I've been a DOS/Windows guy for 20 years, and recently became a SW test lab helper. My company uses CentOS for a lot, so I've become familiar with it, but obviously not as comfortable as I am with Windows. I can appreciate how flexible it is, and I'm looking at using it at home. Here's what I have planned:
machine: Core 2 Duo E8400, 8GB DDR2, 60GB SSD OS drive, ATI 4650 video card, other storage is flexible (I have 3 1TB drives and 4 750GB drives around that can be used in this machine.)
uses: HTPC, Network Storage, VMWare server host: SMTP, FTP server, and Web server virtual machines
I've figured out how to do much of this, but I haven't figured out how to do backups in Linux. I've been spoiled with Windows, with the built in backup system so simple to use. I find myself overwhelmed with the array of backup software, and unable to determine which to use. none of them seem to do everything I need them to do, but some come close, I think. I'm hoping someone here can help me out in figuring out which program to use and how to use it.
Here is what I need the backup software to do:
1. scheduled unattended backups, with alerts if the backups fail
2. a weekly full backup with incremental every 12 hours
3. removing the old backups when the new full backup runs, I would prefer to keep 2 weeks of backups, but that's not necessary
4. backing up the network share as well as the virtual machines, if possible.
5. a GUI would be preferable, since my arthritic fingers don't always do as I want them to do. I typo things a lot, and the label worn off my backspace can attest to that.
6. free would be best
just tried it out. it's difficult to install, and apparently impossible to run. it says "The installation contains an init.d backuppc script that can be copied to /etc/init.d so that BackupPC can auto-start on boot. See init.d/README for further instructions." but I can't find this script anywhere. I can't even find an "init.d" folder in the installer folder or the installed folder.

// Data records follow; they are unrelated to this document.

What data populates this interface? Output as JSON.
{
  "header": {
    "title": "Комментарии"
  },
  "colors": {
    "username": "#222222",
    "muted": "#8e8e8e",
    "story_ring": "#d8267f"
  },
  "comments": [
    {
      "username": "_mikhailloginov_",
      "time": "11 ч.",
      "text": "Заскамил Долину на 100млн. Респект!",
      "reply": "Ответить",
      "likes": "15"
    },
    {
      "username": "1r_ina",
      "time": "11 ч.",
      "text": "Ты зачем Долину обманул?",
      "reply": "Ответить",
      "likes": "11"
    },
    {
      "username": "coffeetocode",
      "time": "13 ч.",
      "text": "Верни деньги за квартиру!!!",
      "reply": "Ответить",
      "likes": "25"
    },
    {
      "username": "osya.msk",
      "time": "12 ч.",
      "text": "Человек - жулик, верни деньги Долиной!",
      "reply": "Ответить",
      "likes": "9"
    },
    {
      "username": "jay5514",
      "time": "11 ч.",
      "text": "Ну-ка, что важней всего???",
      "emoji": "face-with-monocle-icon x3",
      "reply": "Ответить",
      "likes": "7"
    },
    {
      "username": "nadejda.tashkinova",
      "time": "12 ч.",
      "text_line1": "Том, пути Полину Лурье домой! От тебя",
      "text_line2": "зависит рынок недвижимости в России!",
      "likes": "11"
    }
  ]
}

The instructions are incomplete and frustrating. they keep saying things that aren't true, such as mentioning running files that don't exist.